Interface dataset entries
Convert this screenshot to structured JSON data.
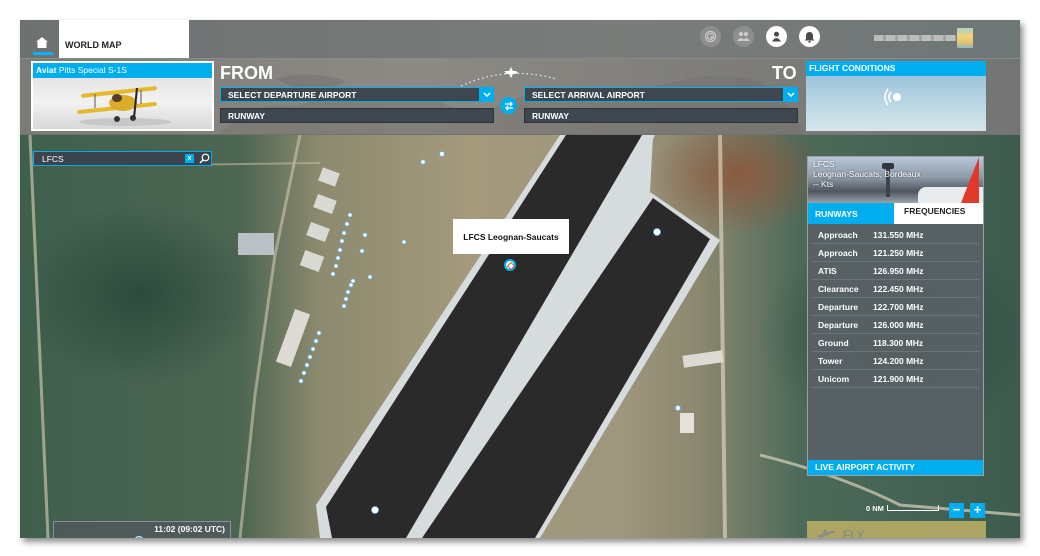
{
  "topbar": {
    "home_label": "Home",
    "active_tab": "WORLD MAP",
    "icons": [
      "activity-icon",
      "multiplayer-icon",
      "profile-icon",
      "notifications-icon"
    ]
  },
  "aircraft": {
    "brand": "Aviat",
    "model": "Pitts Special S-1S"
  },
  "route": {
    "from_label": "FROM",
    "to_label": "TO",
    "departure_placeholder": "SELECT DEPARTURE AIRPORT",
    "arrival_placeholder": "SELECT ARRIVAL AIRPORT",
    "departure_runway": "RUNWAY",
    "arrival_runway": "RUNWAY"
  },
  "flight_conditions": {
    "title": "FLIGHT CONDITIONS"
  },
  "search": {
    "value": "LFCS",
    "clear_label": "x"
  },
  "map": {
    "airport_label": "LFCS Leognan-Saucats"
  },
  "time": {
    "label": "11:02 (09:02 UTC)",
    "progress": 0.48
  },
  "airport_panel": {
    "icao": "LFCS",
    "name": "Leognan-Saucats, Bordeaux",
    "wind": "-- Kts",
    "tabs": [
      "RUNWAYS",
      "FREQUENCIES"
    ],
    "active_tab": "FREQUENCIES",
    "frequencies": [
      {
        "name": "Approach",
        "value": "131.550 MHz"
      },
      {
        "name": "Approach",
        "value": "121.250 MHz"
      },
      {
        "name": "ATIS",
        "value": "126.950 MHz"
      },
      {
        "name": "Clearance",
        "value": "122.450 MHz"
      },
      {
        "name": "Departure",
        "value": "122.700 MHz"
      },
      {
        "name": "Departure",
        "value": "126.000 MHz"
      },
      {
        "name": "Ground",
        "value": "118.300 MHz"
      },
      {
        "name": "Tower",
        "value": "124.200 MHz"
      },
      {
        "name": "Unicom",
        "value": "121.900 MHz"
      }
    ],
    "live_activity_label": "LIVE AIRPORT ACTIVITY"
  },
  "scale": {
    "label": "0 NM",
    "zoom_out": "−",
    "zoom_in": "+"
  },
  "fly_button": {
    "label": "FLY"
  },
  "colors": {
    "accent": "#00aef0",
    "field_bg": "#3e4650",
    "fly_bg": "#b4aa64"
  }
}
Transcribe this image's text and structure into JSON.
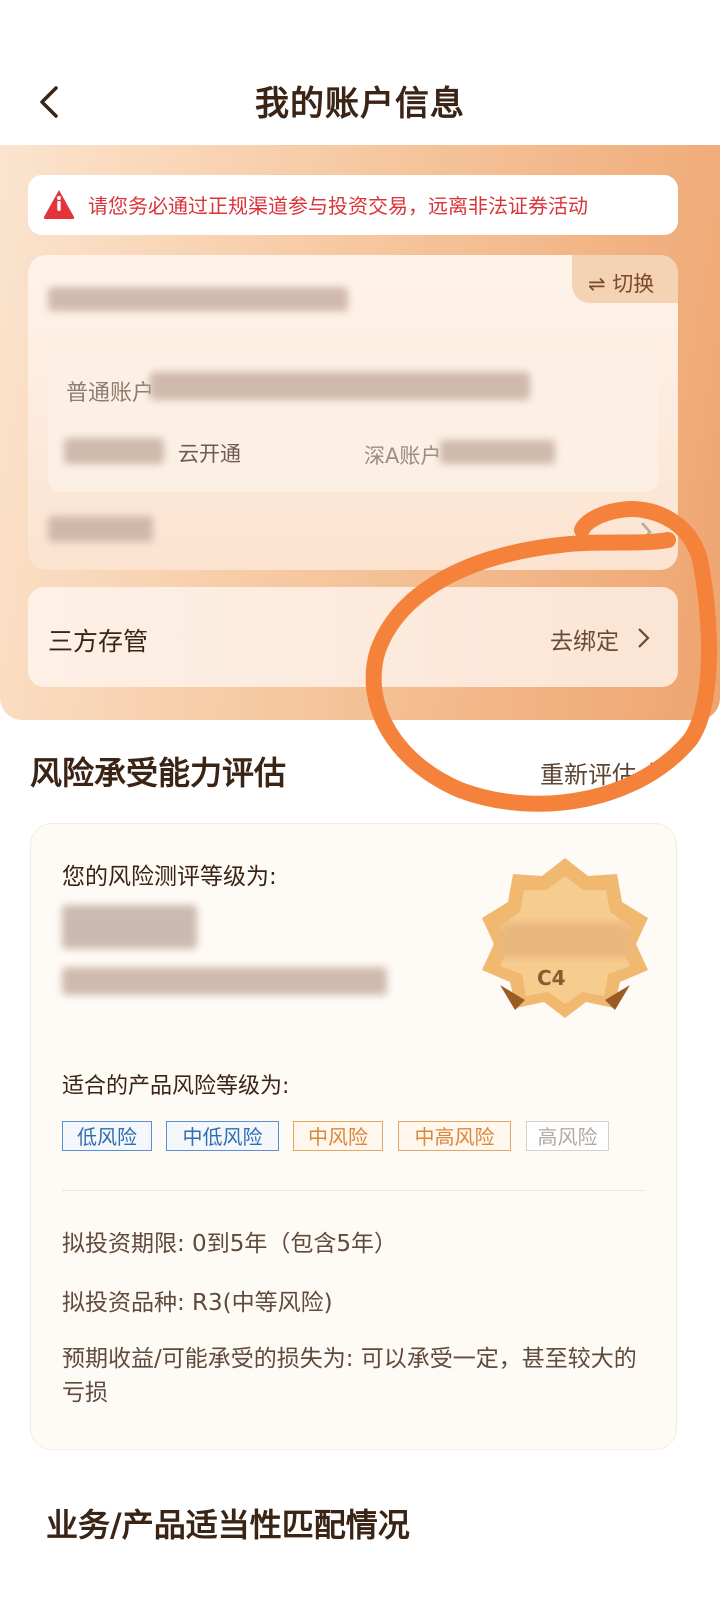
{
  "header": {
    "title": "我的账户信息",
    "back_icon": "chevron-left-icon"
  },
  "warning": {
    "text": "请您务必通过正规渠道参与投资交易，远离非法证券活动",
    "icon": "alert-triangle-icon"
  },
  "account": {
    "switch_label": "⇌ 切换",
    "type_label": "普通账户",
    "sh_label": "云开通",
    "sz_label": "深A账户"
  },
  "custody": {
    "title": "三方存管",
    "action": "去绑定"
  },
  "risk": {
    "section_title": "风险承受能力评估",
    "reassess_label": "重新评估",
    "level_prompt": "您的风险测评等级为:",
    "badge_code": "C4",
    "suitable_prompt": "适合的产品风险等级为:",
    "tags": [
      "低风险",
      "中低风险",
      "中风险",
      "中高风险",
      "高风险"
    ],
    "investment_period": "拟投资期限:  0到5年（包含5年）",
    "investment_type": "拟投资品种:  R3(中等风险)",
    "expected_loss": "预期收益/可能承受的损失为:  可以承受一定，甚至较大的亏损"
  },
  "bottom_section": {
    "title": "业务/产品适当性匹配情况"
  },
  "colors": {
    "accent_orange": "#ee9a5f",
    "warning_red": "#d9343a",
    "annotation_orange": "#f5823a"
  }
}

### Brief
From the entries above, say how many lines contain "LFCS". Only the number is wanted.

### Answer for this exercise
3